> Input data:

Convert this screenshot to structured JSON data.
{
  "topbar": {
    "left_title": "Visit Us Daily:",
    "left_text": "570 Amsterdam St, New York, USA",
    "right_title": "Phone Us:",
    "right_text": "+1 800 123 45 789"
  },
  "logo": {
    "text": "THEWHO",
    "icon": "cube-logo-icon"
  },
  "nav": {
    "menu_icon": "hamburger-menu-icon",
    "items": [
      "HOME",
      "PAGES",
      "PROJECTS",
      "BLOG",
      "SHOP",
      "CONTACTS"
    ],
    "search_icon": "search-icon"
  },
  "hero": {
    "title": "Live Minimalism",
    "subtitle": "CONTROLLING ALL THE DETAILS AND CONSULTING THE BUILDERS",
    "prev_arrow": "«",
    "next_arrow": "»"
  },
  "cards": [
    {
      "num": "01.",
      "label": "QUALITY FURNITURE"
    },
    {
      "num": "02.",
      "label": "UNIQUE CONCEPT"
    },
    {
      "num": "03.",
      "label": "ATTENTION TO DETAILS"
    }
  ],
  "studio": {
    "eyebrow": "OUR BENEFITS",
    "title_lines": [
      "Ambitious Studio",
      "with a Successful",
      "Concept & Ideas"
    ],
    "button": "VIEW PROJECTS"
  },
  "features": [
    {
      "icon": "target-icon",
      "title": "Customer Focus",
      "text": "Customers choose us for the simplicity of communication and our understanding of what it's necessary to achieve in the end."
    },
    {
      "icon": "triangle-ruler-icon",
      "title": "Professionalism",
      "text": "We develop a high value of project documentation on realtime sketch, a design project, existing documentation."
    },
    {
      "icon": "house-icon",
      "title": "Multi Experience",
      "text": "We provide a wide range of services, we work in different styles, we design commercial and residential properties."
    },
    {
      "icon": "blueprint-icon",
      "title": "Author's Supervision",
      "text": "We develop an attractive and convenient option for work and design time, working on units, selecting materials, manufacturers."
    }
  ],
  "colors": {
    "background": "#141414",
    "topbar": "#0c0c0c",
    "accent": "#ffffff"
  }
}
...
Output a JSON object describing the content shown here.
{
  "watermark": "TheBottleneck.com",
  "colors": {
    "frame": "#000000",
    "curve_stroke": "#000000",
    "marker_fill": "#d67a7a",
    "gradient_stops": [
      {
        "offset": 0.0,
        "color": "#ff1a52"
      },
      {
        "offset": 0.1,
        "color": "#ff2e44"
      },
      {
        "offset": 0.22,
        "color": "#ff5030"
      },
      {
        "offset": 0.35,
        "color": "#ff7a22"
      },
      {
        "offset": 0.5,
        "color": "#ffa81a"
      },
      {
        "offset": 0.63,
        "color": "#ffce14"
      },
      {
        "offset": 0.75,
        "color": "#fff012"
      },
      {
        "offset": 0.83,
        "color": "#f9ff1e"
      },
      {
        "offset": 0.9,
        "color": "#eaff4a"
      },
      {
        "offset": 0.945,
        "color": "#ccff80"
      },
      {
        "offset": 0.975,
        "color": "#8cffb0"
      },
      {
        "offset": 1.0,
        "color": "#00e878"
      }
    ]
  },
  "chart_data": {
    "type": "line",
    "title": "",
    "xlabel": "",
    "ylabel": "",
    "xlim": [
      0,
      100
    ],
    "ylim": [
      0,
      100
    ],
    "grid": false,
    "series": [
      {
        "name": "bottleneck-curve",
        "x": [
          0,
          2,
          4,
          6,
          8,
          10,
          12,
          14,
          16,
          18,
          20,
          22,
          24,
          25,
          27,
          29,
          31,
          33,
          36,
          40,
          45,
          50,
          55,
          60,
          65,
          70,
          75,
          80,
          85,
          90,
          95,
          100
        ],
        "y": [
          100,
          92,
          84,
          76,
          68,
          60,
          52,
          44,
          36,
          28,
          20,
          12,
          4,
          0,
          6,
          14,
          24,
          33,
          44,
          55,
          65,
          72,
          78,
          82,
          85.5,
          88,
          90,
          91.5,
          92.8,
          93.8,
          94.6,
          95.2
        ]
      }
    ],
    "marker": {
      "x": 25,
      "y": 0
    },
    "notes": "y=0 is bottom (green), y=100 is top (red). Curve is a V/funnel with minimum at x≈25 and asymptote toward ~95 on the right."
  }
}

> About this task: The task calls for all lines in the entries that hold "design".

> Answer area:
      "text": "We develop a high value of project documentation on realtime sketch, a design project, existing documentation."
      "text": "We provide a wide range of services, we work in different styles, we design commercial and residential properties."
      "text": "We develop an attractive and convenient option for work and design time, working on units, selecting materials, manufacturers."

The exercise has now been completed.